But, there is his art, and how dramatic it is. There are the technical aspects of being a hyperrealist drawer that can be both awe-inspiring and incredibly vivid. One of the traits that the genre can often lack is humanity; the skill is so apparent that the message is lost. Lagos-based Arinze Stanley is one of the great exceptions to the rules. Humanity is at the core of his work, how one sees the self and others, and as he explains it, his work is as much about the Nigerians understanding Nigerians than it is the rest of the world peeking in.
In this wide-ranging conversation, Arinze tells us of his own personal experiences with SARS, how developing and emerging technology has helped empower the youth of Nigeria, how his hyperreal works have influenced more artists in his country and how his own works have evolved. He give poignant views on America's own issues with race and how it relates to Nigeria, but also a hopeful message of staying in Lagos and completing his goal of participating in, and inspiring, real lasting change.
The Radio Juxtapoz podcast is hosted by FIFTH WALL TV's Doug Gillen and Juxtapoz editor, Evan Pricco. Episode 055 was recorded via Skype from Lagos, San Francisco, London, October 21, 2020. Follow Arinze at @arinze
054: Super Future Kid and a Seaweed Sunrise | Radio Juxtapoz
A few years ago when we published our first interview with East German-born, London-based painter and almost mythical figure Super Future Kid, our deputy editor Kristin Farr asked the artist what her superpowers were. We will never forget the answer: "To be incredibly childish and yet able to do all the grown up stuff." That has stuck with us. As an artist with the incredible gift of making her paintings look almost digital and yet definitely hand-painted, who has created characters with almost hype-color characteristics and unmistakable details in her presentation, Super Future Kid has carved out one of the most singular and individualistic careers in the art world.
And yet no matter how far she goes and acclaimed she may be, Super Future Kid has a creative energy and sense of wonderment that is infectious. Born in East Germany in the early 1980s, she claims she never saw color until the Wall came down. She says, "I spent the first eight years of my life not knowing that there was a universe of colors, toys and all kinds of fun things waiting for me on the other side of the Wall. I had a great childhood but it got a massive upgrade after November ’89!" This detail is essential in understanding the universe she has created. These characters and colors are an extension of how incredible the impression that cartoons, candy, toys, animations, films had on her at a young age. That sudden culture shock, is, what we learned in this podcast, still a major influence and driving force her work today.
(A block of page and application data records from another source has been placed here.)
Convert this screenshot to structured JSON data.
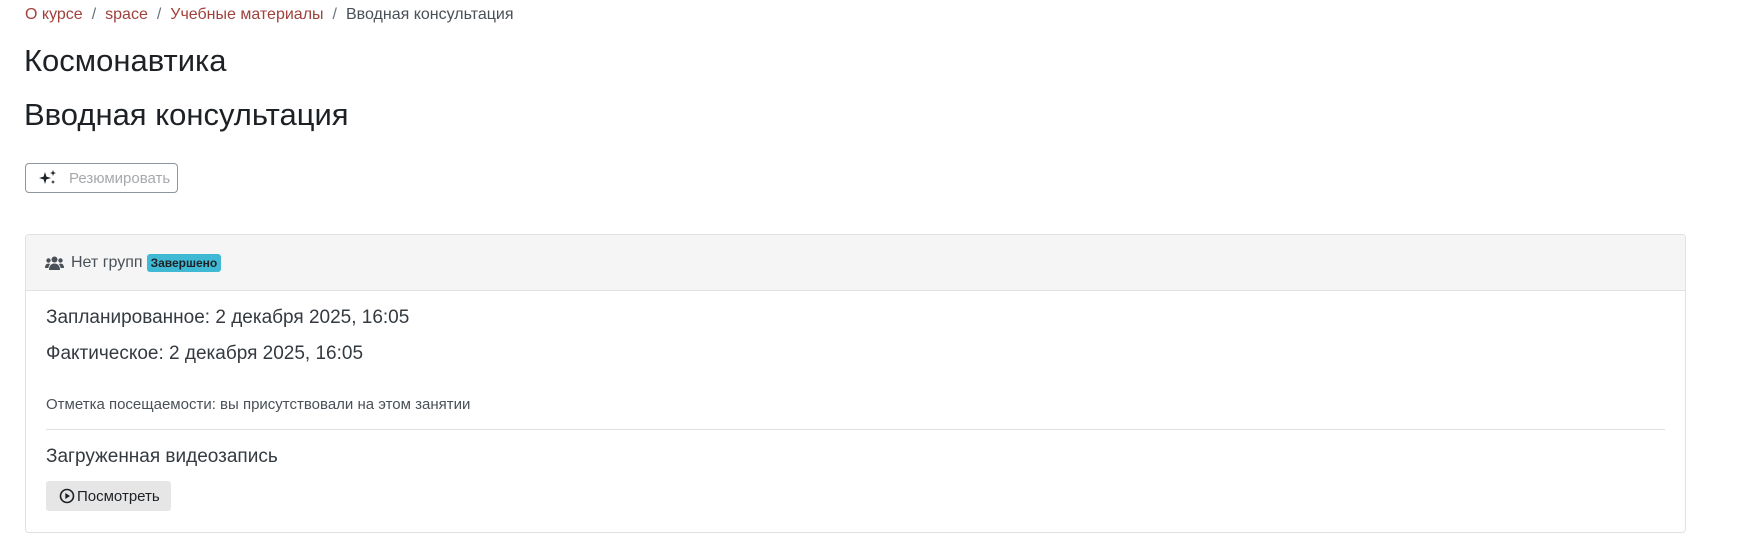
{
  "breadcrumb": {
    "items": [
      "О курсе",
      "space",
      "Учебные материалы"
    ],
    "current": "Вводная консультация",
    "separator": "/"
  },
  "course": {
    "title": "Космонавтика"
  },
  "page": {
    "title": "Вводная консультация"
  },
  "toolbar": {
    "summarize_label": "Резюмировать",
    "summarize_icon": "sparkles-icon"
  },
  "session": {
    "group_label": "Нет групп",
    "group_icon": "users-icon",
    "status_badge": "Завершено",
    "status_color": "#40b9d4",
    "scheduled": "Запланированное: 2 декабря 2025, 16:05",
    "actual": "Фактическое: 2 декабря 2025, 16:05",
    "attendance": "Отметка посещаемости: вы присутствовали на этом занятии",
    "video_title": "Загруженная видеозапись",
    "watch_label": "Посмотреть",
    "watch_icon": "play-circle-icon"
  },
  "colors": {
    "link": "#a0413c",
    "text": "#1d2125",
    "header_bg": "#f5f5f5"
  }
}
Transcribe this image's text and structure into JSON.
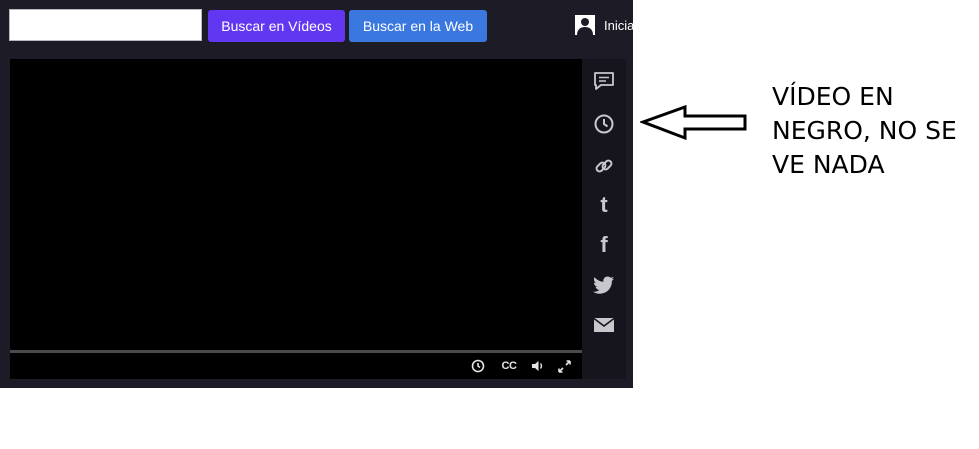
{
  "header": {
    "search_value": "",
    "search_placeholder": "",
    "buttons": {
      "search_videos": {
        "label": "Buscar en Vídeos",
        "color": "#6237f2"
      },
      "search_web": {
        "label": "Buscar en la Web",
        "color": "#3a78e0"
      }
    },
    "signin_label": "Inicia",
    "avatar_icon": "user-icon"
  },
  "player": {
    "controls": {
      "cc_label": "CC",
      "icons": [
        "clock-icon",
        "closed-captions-icon",
        "volume-icon",
        "fullscreen-icon"
      ]
    },
    "share_icons": [
      "comment-icon",
      "clock-icon",
      "link-icon",
      "tumblr-icon",
      "facebook-icon",
      "twitter-icon",
      "email-icon"
    ],
    "share_labels": {
      "tumblr": "t",
      "facebook": "f"
    }
  },
  "annotation": {
    "lines": [
      "VÍDEO EN",
      "NEGRO, NO SE",
      "VE NADA"
    ],
    "arrow_icon": "left-arrow-icon"
  },
  "colors": {
    "app_background": "#1d1c26",
    "video_background": "#000000",
    "icon_color": "#c7c7cc"
  }
}
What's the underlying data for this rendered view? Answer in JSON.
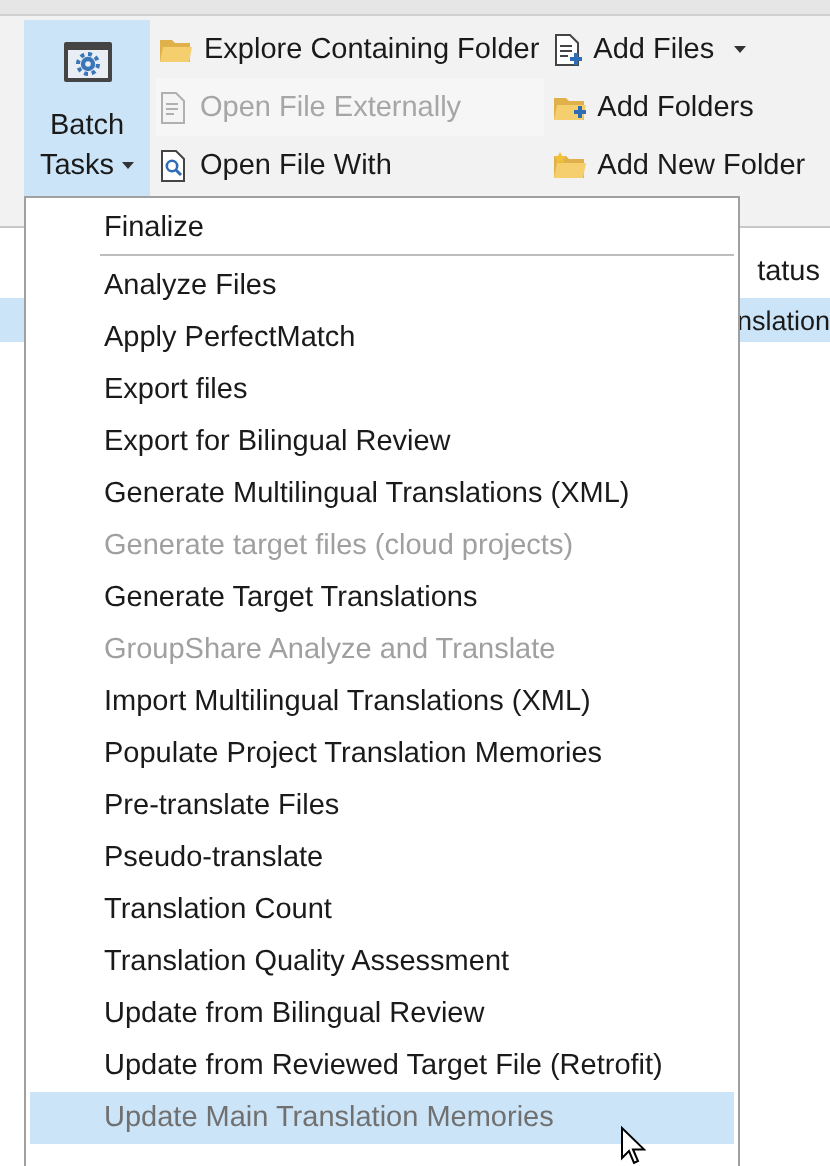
{
  "ribbon": {
    "batch_button": {
      "label": "Batch Tasks",
      "dropdown": true,
      "selected": true
    },
    "columns": [
      [
        {
          "label": "Explore Containing Folder",
          "disabled": false,
          "dropdown": false
        },
        {
          "label": "Open File Externally",
          "disabled": true,
          "dropdown": false
        },
        {
          "label": "Open File With",
          "disabled": false,
          "dropdown": false
        }
      ],
      [
        {
          "label": "Add Files",
          "disabled": false,
          "dropdown": true
        },
        {
          "label": "Add Folders",
          "disabled": false,
          "dropdown": false
        },
        {
          "label": "Add New Folder",
          "disabled": false,
          "dropdown": false
        }
      ]
    ]
  },
  "table": {
    "header": "tatus",
    "row": {
      "cell": "nslation",
      "selected": true
    }
  },
  "menu": {
    "groups": [
      [
        {
          "label": "Finalize",
          "disabled": false,
          "selected": false
        }
      ],
      [
        {
          "label": "Analyze Files",
          "disabled": false,
          "selected": false
        },
        {
          "label": "Apply PerfectMatch",
          "disabled": false,
          "selected": false
        },
        {
          "label": "Export files",
          "disabled": false,
          "selected": false
        },
        {
          "label": "Export for Bilingual Review",
          "disabled": false,
          "selected": false
        },
        {
          "label": "Generate Multilingual Translations (XML)",
          "disabled": false,
          "selected": false
        },
        {
          "label": "Generate target files (cloud projects)",
          "disabled": true,
          "selected": false
        },
        {
          "label": "Generate Target Translations",
          "disabled": false,
          "selected": false
        },
        {
          "label": "GroupShare Analyze and Translate",
          "disabled": true,
          "selected": false
        },
        {
          "label": "Import Multilingual Translations (XML)",
          "disabled": false,
          "selected": false
        },
        {
          "label": "Populate Project Translation Memories",
          "disabled": false,
          "selected": false
        },
        {
          "label": "Pre-translate Files",
          "disabled": false,
          "selected": false
        },
        {
          "label": "Pseudo-translate",
          "disabled": false,
          "selected": false
        },
        {
          "label": "Translation Count",
          "disabled": false,
          "selected": false
        },
        {
          "label": "Translation Quality Assessment",
          "disabled": false,
          "selected": false
        },
        {
          "label": "Update from Bilingual Review",
          "disabled": false,
          "selected": false
        },
        {
          "label": "Update from Reviewed Target File (Retrofit)",
          "disabled": false,
          "selected": false
        },
        {
          "label": "Update Main Translation Memories",
          "disabled": true,
          "selected": true
        }
      ]
    ]
  }
}
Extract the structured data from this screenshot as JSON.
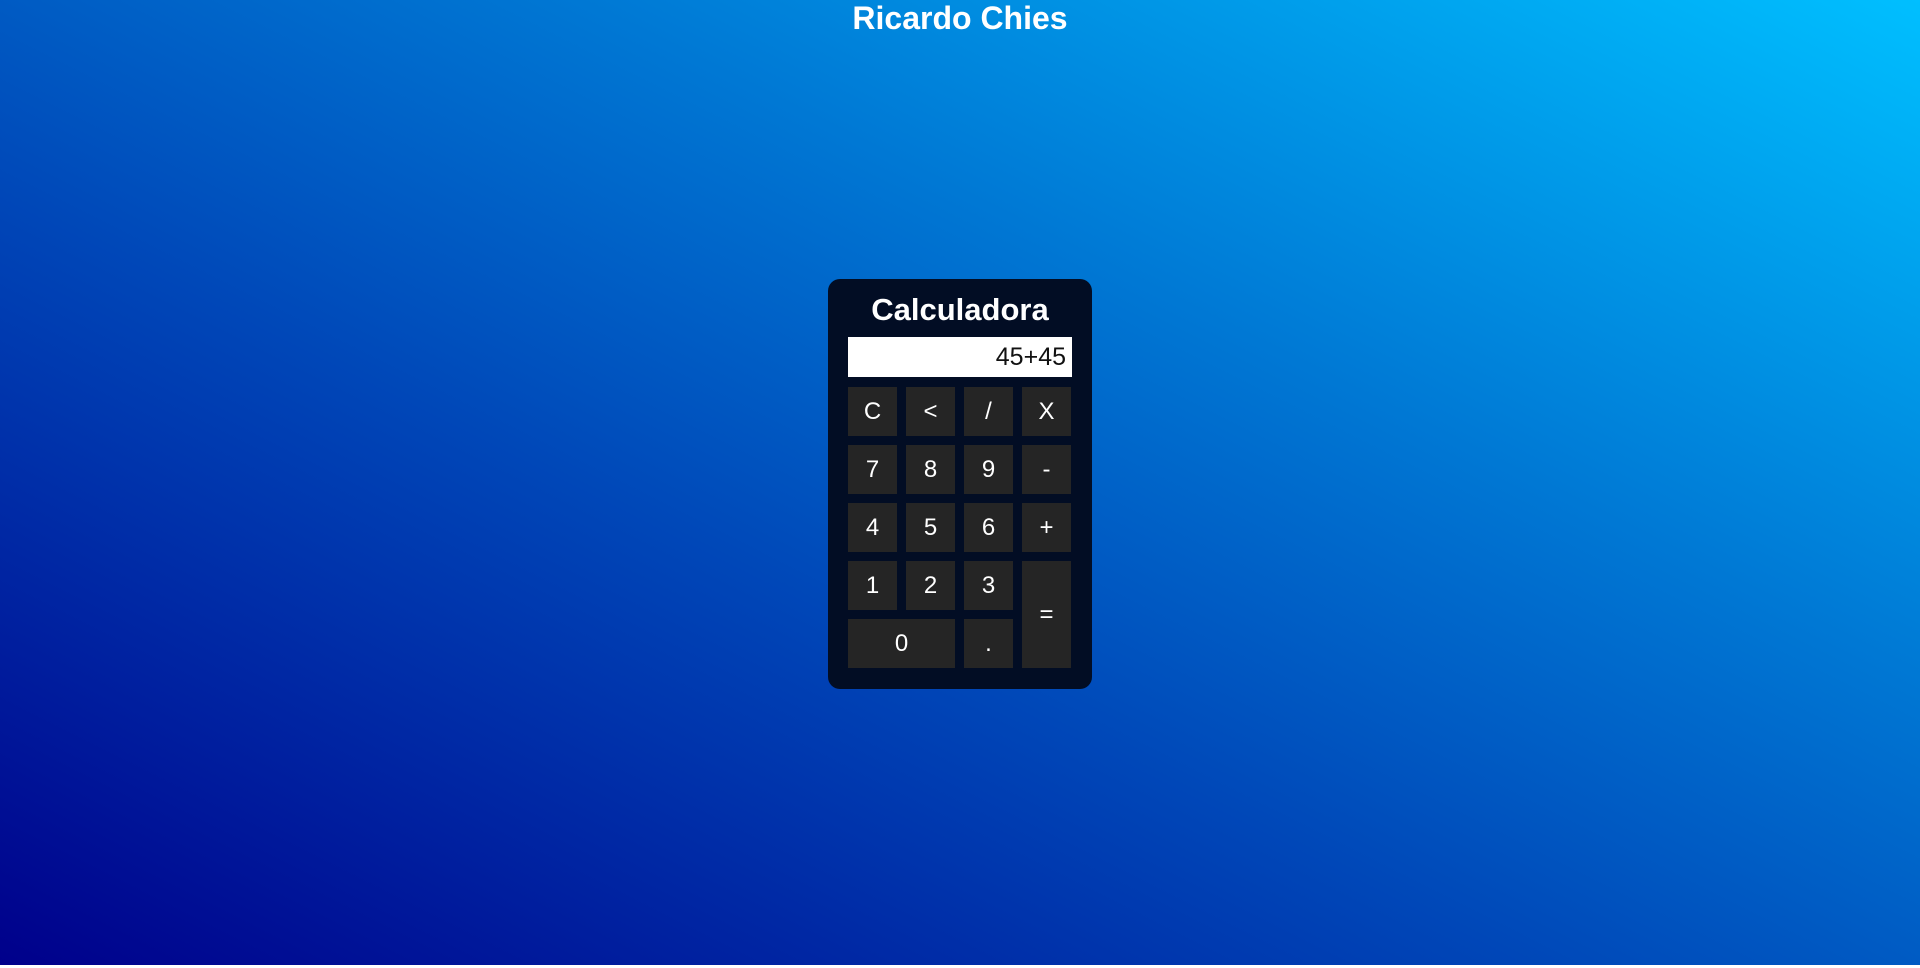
{
  "site": {
    "title": "Ricardo Chies"
  },
  "calculator": {
    "title": "Calculadora",
    "display_value": "45+45",
    "keys": {
      "clear": "C",
      "backspace": "<",
      "divide": "/",
      "multiply": "X",
      "seven": "7",
      "eight": "8",
      "nine": "9",
      "minus": "-",
      "four": "4",
      "five": "5",
      "six": "6",
      "plus": "+",
      "one": "1",
      "two": "2",
      "three": "3",
      "equals": "=",
      "zero": "0",
      "decimal": "."
    }
  },
  "colors": {
    "background_gradient_start": "#00008b",
    "background_gradient_end": "#00bfff",
    "calculator_body": "#020d24",
    "key_background": "#252525",
    "display_background": "#ffffff"
  }
}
For this episode of Radio Juxtapoz, we spoke with Super Future Kid from her studio in London as she had just sent a new body of work, Seaweed Sunrise, to Hong Kong for a solo show at Over the Influence. Of course, the conversation ranged from the disappointment of not being able to attend her opening, and the challenges that Covid has had on her year. But we also dug deep into her memories of East Germany, how pop-culture surprised and inspired her works, how she was influenced by Neo Rauch and how making work under a moniker has allowed her to be even more creative.
The Radio Juxtapoz podcast is hosted by FIFTH WALL TV's Doug Gillen and Juxtapoz editor, Evan Pricco. Episode 054 was recorded via Skype from San Francisco and London, October 2, 2020. Follow Super Future Kid @superfuturekid